There were three phases of development
Colonial like development
increasing interest in mega-projects of various kinds.
Berger Inquiry helped to lay the foundation for emerging partnerships b/w First Nations and southerners.
April 12, 2011
Social Inequality and regional disparities
Groups at risk
Children born in poverty
first nations peoples
children born with learning disabilities
members of single-parent households
people with low educational attainment
Policies designed to balance the field of society
universal elementary and high school education
universal health care
graduated income tax system and wealth redistribution
public and subsidized housing
Day care programmes
EI and retraining programmes
Consequences of the Great Depression
price of wheat declines from $1.60/bu in ‘29 to $.38/bu in ‘32
67% exports decline from ‘29-’32
Approx. 250,000 people left the prairies in the depression
Provinces had the responsibilities for delivering social services but insufficient income
the fed gov’t had relatively fewer responsibilities but had more money
the capacity gap became really apparent during the 30s
A commission was set up and it decided that responsibility for unemployment, old age pensions, and employment standards transferred to federal Government
The fed gov’t took over collection of all major taxes
and the national adjustment grant was set up (equalization payments)
the idea behind equalization payments is to make sure that services and infrastructure across the country are equal for everyone.
Regional economic development
phase 1 ‘35-69 Rural focus
PFRA - ARDA Canada land Inventory - FRED
Phase 2 ‘69-84 Industrial Expansion
Phase 3 ‘84-present - Community development
Exam - Tuesday at 2:00 pm in PE 115C
first section - multiple choice - at least 100 maybe a few more. Drawn primarily (70% from material post midterm)
second section will focus on chpt 2 - Canada’s biophysical environment and it will be a list section. Worth 25 marks
what are the 3 types of chernozomic soils? what are the 3 major climate controls?

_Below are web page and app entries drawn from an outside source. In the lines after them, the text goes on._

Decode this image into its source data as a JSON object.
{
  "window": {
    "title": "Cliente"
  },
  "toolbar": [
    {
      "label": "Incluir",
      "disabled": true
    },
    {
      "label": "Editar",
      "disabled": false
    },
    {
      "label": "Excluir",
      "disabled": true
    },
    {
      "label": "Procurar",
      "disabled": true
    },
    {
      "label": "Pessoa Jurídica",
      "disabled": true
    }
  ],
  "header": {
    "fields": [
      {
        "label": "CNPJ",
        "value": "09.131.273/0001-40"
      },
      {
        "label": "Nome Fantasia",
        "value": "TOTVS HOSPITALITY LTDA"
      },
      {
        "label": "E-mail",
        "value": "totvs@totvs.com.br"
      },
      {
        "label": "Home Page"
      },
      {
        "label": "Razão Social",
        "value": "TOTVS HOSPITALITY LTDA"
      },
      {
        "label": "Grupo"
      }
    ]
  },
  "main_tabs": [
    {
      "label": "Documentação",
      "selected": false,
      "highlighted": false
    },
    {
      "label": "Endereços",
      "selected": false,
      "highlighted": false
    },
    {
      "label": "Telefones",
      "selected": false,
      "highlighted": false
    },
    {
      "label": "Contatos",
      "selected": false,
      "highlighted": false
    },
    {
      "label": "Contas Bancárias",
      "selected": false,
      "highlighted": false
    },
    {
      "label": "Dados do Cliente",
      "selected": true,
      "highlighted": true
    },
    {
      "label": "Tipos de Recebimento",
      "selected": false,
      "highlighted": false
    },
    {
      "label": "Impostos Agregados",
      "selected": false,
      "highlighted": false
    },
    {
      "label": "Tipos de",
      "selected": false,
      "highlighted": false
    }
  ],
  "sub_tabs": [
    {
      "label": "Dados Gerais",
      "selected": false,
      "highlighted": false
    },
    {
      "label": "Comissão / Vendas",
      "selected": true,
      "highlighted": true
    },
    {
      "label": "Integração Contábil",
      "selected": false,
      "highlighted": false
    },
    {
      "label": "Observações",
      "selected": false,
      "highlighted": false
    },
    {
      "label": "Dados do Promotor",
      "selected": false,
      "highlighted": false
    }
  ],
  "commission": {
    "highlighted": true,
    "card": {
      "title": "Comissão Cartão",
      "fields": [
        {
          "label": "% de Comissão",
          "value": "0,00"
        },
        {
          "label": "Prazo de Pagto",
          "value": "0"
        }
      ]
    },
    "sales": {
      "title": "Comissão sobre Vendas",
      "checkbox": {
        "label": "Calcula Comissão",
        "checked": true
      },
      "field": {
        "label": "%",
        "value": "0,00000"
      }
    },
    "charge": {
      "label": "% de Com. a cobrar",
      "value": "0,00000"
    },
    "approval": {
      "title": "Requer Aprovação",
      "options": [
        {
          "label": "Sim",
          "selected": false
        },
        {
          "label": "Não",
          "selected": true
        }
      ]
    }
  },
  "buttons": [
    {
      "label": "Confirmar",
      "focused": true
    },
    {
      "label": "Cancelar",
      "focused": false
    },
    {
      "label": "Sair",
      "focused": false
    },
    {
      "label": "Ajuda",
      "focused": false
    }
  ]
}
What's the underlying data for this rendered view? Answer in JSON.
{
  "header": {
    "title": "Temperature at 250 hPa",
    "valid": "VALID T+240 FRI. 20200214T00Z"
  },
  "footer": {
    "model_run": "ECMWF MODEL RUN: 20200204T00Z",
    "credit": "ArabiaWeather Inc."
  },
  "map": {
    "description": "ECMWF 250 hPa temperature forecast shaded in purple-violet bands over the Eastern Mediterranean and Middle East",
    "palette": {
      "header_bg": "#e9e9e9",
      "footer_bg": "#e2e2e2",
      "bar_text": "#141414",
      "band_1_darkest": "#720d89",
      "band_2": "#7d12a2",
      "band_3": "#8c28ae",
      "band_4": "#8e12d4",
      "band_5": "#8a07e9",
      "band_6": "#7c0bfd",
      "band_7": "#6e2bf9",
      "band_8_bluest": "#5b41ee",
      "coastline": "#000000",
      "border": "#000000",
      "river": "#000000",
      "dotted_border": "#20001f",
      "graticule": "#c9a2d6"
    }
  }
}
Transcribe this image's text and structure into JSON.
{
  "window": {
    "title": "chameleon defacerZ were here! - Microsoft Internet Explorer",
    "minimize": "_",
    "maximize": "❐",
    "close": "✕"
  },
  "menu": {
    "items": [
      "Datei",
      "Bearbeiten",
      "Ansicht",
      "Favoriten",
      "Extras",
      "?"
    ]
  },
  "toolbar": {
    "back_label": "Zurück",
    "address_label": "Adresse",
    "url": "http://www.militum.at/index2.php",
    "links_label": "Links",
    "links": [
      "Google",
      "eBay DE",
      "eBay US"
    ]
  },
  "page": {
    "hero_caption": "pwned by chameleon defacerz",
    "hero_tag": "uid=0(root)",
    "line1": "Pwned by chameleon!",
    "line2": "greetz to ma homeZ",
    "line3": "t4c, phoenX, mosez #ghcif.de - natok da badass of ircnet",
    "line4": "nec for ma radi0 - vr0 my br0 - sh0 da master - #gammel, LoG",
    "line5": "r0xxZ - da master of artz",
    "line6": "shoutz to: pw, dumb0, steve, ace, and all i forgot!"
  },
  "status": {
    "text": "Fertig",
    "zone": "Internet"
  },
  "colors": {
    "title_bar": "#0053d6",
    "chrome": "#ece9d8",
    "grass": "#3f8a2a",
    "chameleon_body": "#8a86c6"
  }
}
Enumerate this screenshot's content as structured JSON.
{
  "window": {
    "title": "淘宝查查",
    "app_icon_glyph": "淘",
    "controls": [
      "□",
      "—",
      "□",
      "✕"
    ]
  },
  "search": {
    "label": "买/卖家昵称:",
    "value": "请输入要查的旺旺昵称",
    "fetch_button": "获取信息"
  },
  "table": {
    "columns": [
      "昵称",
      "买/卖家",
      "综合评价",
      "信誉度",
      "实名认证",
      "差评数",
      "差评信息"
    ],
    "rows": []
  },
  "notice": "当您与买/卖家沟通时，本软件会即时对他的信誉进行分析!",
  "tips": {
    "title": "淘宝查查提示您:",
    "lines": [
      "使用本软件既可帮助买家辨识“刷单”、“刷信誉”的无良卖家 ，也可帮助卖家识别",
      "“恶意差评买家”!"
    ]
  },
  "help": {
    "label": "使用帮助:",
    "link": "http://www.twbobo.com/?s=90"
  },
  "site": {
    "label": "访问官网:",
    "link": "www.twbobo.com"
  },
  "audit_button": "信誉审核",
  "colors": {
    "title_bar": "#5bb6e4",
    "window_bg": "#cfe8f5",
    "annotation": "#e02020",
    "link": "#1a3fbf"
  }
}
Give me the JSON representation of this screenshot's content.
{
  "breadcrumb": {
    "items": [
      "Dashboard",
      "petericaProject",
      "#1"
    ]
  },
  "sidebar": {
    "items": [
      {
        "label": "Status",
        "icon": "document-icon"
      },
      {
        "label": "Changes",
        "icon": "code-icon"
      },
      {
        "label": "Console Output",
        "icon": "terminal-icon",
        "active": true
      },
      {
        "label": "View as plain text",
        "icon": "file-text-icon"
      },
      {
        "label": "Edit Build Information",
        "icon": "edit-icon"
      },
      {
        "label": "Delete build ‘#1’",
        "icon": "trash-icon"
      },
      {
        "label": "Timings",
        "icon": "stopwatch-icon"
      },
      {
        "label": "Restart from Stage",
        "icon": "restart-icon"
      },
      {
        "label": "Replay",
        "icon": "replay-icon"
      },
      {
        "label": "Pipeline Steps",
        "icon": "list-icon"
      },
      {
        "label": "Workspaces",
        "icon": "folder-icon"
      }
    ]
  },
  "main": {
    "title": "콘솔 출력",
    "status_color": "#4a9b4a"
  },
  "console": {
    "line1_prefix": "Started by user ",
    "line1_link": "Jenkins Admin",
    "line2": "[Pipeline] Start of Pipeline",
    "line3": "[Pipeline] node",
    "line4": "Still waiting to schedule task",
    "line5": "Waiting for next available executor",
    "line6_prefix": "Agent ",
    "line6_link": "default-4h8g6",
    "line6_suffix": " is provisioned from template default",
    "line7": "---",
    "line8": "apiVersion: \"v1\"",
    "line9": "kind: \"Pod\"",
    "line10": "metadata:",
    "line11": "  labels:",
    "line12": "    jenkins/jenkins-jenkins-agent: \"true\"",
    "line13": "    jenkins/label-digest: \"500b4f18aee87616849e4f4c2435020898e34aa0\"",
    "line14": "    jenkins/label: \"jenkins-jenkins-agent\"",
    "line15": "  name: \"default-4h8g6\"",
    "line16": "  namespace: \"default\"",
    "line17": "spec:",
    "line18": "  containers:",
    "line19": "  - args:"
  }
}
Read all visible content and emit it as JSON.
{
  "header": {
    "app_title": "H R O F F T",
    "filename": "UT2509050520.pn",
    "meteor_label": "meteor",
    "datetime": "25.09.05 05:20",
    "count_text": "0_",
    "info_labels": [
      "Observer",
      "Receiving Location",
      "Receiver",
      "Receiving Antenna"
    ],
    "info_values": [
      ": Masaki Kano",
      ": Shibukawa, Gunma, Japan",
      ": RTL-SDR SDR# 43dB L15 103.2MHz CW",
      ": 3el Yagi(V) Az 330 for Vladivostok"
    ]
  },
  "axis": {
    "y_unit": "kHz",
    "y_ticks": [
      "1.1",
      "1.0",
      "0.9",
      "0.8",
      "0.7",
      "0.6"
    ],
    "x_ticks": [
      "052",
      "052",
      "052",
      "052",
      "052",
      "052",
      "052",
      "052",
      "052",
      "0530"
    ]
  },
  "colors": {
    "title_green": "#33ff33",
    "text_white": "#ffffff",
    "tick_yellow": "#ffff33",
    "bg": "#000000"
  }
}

section 3 - super short answer responding to 3 out of 5 concepts. Define the concept and then in a sentence or two explain the concepts geographic importance - the more that the concept is applied to a specific example the better the grade - 5 marks per concept.
Final question - 25 marks - For one of Bones 6 regions of Canada:
identify those attributes that are in your opinion unique or distinctive from the perspective of regional geography. talk about economic, demographic, relative position w/i Canada, sense of place
then discuss how historical events and geographic circumstances have influenced the region’s contemporary geographic character. Geographic circumstances can be either At Site characteristics - where other religions. are the spaces in relation to other spaces, this region in relation to other regions (southern ontario close to great lakes and US) OR On Site characteristics - existing vegetation and structures, soil type, resource endowment, topography. they are characteristics that are unique to an area or region.
this is a 4-5 paragraph question.